]. In contrast, the current investigation suggests that baseline serum AMH determinations can indeed be extended to estimate blastocyst developmental potential during IVF. A trend of somewhat lower patient age where no blastocyst transfer was possible represents an unexpected finding from our study, and underscores the limitations of using patient age alone as a method to predict blastocyst development.
Clinicians and researchers continue to search for improved methods to estimate ovarian reserve and predict reproductive outcome. Serum AMH may help solve this challenge, as it is maximal in females at puberty but progressively decays throughout reproductive life [15
]. Indeed, physiologic menopause or surgical removal of functional ovaries will render serum AMH essentially undetectable within days [4
]. More recently, specific polymorphisms of the AMH receptor have been implicated as additional modulators of sex-steroid activity [18
]. Early determination of reserve is useful not only because this information helps guide patient counselling, but it also assists in calibrating the gonadotropin doses for IVF patients. Risks of poor follicular recruitment [19
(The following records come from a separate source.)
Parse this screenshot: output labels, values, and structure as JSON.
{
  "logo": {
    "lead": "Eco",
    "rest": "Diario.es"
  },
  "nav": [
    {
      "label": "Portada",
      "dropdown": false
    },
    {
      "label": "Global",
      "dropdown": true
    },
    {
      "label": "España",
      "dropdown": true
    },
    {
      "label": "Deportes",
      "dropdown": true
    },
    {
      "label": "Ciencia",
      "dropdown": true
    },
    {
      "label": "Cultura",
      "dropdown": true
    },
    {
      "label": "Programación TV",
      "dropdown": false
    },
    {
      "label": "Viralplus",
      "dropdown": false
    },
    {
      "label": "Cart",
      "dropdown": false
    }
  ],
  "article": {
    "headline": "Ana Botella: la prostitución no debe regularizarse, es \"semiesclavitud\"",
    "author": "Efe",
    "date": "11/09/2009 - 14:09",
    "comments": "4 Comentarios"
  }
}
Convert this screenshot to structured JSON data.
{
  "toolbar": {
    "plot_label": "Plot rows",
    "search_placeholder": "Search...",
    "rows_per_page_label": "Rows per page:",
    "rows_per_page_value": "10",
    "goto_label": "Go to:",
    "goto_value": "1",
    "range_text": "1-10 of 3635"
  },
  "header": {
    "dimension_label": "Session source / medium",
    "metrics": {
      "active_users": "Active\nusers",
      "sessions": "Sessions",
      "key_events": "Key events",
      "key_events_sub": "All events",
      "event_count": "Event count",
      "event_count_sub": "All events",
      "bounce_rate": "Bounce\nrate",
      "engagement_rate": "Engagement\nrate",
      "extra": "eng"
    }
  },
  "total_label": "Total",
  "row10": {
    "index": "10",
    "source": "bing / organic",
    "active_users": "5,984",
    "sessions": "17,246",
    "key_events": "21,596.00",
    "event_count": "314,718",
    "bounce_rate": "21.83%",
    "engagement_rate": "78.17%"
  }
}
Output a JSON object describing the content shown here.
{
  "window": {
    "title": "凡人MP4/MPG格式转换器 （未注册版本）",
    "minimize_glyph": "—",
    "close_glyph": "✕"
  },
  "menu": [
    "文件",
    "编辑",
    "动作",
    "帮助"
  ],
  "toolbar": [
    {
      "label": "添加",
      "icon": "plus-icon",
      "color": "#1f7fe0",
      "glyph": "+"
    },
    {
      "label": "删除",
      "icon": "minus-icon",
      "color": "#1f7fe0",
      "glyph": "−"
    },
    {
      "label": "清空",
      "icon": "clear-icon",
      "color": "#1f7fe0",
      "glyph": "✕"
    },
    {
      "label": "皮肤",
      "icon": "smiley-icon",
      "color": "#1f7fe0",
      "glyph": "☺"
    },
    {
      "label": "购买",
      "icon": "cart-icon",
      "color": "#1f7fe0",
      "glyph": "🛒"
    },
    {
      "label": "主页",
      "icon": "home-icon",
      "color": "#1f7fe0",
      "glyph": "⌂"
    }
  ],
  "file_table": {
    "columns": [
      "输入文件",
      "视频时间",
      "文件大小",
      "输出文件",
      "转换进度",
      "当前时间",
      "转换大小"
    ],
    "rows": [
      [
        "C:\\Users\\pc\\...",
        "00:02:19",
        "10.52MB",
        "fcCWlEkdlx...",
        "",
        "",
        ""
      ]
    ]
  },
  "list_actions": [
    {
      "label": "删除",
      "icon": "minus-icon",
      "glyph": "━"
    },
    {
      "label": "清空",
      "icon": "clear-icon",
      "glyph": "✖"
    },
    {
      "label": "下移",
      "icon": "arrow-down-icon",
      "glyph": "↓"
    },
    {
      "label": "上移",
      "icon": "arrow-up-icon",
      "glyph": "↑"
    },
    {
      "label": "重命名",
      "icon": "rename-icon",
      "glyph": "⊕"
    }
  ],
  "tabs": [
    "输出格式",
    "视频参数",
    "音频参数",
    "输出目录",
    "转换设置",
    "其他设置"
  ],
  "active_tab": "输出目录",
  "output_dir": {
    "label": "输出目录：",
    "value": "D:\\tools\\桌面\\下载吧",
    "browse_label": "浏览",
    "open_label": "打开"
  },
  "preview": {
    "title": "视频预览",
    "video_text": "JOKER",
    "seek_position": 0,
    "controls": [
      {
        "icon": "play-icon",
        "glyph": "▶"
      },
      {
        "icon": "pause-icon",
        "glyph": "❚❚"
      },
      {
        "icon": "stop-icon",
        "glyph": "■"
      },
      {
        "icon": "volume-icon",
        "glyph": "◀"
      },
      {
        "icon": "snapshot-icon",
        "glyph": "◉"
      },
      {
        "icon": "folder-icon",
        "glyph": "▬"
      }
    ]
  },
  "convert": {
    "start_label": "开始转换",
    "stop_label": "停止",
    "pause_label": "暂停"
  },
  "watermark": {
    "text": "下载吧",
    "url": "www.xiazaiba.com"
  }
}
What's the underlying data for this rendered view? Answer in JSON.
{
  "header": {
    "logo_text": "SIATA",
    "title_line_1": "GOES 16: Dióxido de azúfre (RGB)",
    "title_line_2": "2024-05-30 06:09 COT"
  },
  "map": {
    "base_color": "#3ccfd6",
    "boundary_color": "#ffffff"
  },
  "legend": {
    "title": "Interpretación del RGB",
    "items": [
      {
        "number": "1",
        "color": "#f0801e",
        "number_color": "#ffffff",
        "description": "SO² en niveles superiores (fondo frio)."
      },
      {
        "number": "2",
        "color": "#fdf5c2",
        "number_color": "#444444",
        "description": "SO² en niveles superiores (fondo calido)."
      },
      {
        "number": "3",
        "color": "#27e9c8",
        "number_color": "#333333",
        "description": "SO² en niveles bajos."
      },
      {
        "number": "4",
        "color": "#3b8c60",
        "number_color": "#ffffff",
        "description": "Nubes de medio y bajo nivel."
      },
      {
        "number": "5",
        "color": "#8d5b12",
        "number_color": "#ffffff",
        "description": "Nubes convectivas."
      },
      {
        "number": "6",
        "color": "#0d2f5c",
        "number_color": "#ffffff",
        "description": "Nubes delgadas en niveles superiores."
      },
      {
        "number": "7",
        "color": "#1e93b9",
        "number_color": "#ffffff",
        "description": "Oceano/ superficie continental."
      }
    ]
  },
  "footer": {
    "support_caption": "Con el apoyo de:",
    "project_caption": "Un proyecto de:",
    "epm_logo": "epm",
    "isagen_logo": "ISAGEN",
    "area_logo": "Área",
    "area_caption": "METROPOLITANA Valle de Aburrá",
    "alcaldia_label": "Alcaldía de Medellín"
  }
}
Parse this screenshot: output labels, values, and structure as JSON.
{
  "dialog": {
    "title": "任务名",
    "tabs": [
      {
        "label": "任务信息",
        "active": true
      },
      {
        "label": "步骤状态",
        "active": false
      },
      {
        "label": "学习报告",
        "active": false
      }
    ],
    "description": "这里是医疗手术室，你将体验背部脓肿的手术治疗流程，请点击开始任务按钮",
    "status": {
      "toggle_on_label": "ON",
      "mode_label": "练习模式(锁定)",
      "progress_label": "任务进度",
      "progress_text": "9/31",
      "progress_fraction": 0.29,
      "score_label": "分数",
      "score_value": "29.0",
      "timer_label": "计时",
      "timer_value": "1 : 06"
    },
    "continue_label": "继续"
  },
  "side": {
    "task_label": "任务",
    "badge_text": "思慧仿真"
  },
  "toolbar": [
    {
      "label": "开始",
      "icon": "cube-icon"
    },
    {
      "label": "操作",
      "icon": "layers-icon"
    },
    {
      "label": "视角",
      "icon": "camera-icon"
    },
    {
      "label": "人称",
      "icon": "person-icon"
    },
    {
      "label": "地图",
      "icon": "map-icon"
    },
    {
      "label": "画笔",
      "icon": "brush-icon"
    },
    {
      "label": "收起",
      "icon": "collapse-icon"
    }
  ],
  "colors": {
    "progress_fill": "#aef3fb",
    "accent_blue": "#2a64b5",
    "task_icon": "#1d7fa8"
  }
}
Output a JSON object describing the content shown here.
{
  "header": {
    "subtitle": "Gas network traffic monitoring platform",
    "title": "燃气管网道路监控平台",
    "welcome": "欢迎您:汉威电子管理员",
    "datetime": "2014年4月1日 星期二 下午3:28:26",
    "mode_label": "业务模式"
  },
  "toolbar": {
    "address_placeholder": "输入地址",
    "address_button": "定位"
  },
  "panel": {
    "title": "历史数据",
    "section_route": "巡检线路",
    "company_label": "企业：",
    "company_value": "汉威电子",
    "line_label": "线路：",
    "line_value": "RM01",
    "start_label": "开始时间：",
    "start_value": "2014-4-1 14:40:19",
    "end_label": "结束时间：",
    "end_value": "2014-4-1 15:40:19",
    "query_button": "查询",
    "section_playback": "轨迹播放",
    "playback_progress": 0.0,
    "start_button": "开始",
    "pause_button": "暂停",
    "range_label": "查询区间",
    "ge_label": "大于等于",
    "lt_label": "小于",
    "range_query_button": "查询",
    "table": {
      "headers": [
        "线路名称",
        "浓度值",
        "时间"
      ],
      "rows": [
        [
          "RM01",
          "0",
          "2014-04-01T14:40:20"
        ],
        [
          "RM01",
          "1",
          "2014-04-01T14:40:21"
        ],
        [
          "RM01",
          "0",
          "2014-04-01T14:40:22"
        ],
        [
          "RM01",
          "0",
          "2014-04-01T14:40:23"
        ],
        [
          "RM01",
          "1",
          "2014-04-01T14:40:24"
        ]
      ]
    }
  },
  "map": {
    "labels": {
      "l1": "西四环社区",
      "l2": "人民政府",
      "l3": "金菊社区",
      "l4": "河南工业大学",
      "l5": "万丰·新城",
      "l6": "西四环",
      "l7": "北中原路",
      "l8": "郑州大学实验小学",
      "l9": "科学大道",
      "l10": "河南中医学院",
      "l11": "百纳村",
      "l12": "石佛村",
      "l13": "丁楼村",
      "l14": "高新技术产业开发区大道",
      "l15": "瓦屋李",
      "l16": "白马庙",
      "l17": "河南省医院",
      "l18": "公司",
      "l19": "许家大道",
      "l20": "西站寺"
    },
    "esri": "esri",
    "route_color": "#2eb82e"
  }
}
] and ovarian hyperstimulation [20
] would be minimised by accurate and reliable prediction of ovarian response in IVF. Since serum AMH levels might help estimate ovarian response for non-IVF patients as well [22
], this test has emerged as an increasingly important element of basic fertility assessments. When best to assess serum AMH has also been studied, but baseline measurement seems to be the most predictive marker for ovarian response [23
]. Whether or not serum AMH can be validated as the definitive biophysiologic test to predict the age of menopause remains the subject of active study and debate [24
Several limitations of this research should be noted. First, we did not stratify study subjects by infertility aetiology, although evidence suggests that different types of reproductive pathology might impact serum AMH in different ways. For example, ovarian response to gonadotropins is often attenuated in the setting of endometriosis, and serum AMH is reduced in fertility patients as a function of severity of the disease [26
]. In contrast, polycystic ovary syndrome (PCOS) is associated with abnormally increased follicular numbers and relatively high serum AMH. This enhanced AMH production by granulosa cells in women with PCOS may be a dysfunctional manifestation of impaired access of FSH to the follicular compartment [27
]. This retrospective study did not take these factors into account. Additionally, we should note that while a trend of higher median serum AMH levels was observed among patients who conceived compared to those who did not attain pregnancy, our study was not designed to detect this difference.